=== RECORDS FOR PROCESSING ===
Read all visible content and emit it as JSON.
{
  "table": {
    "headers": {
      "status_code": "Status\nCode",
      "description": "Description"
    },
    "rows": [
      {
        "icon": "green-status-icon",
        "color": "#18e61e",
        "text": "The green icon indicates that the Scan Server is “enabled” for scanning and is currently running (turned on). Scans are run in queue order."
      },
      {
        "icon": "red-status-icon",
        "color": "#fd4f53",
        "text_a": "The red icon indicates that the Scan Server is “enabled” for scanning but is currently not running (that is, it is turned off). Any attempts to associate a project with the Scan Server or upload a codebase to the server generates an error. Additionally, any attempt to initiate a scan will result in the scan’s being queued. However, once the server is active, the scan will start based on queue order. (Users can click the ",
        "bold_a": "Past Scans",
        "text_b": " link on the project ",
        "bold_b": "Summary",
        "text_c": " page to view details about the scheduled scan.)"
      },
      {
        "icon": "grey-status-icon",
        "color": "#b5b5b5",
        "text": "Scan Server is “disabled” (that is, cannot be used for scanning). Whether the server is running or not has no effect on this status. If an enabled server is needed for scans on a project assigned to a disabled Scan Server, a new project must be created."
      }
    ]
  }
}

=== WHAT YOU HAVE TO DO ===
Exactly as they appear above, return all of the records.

=== REPLY TO THE TASK ===
Read all visible content and emit it as JSON.
{
  "table": {
    "headers": {
      "status_code": "Status\nCode",
      "description": "Description"
    },
    "rows": [
      {
        "icon": "green-status-icon",
        "color": "#18e61e",
        "text": "The green icon indicates that the Scan Server is “enabled” for scanning and is currently running (turned on). Scans are run in queue order."
      },
      {
        "icon": "red-status-icon",
        "color": "#fd4f53",
        "text_a": "The red icon indicates that the Scan Server is “enabled” for scanning but is currently not running (that is, it is turned off). Any attempts to associate a project with the Scan Server or upload a codebase to the server generates an error. Additionally, any attempt to initiate a scan will result in the scan’s being queued. However, once the server is active, the scan will start based on queue order. (Users can click the ",
        "bold_a": "Past Scans",
        "text_b": " link on the project ",
        "bold_b": "Summary",
        "text_c": " page to view details about the scheduled scan.)"
      },
      {
        "icon": "grey-status-icon",
        "color": "#b5b5b5",
        "text": "Scan Server is “disabled” (that is, cannot be used for scanning). Whether the server is running or not has no effect on this status. If an enabled server is needed for scans on a project assigned to a disabled Scan Server, a new project must be created."
      }
    ]
  }
}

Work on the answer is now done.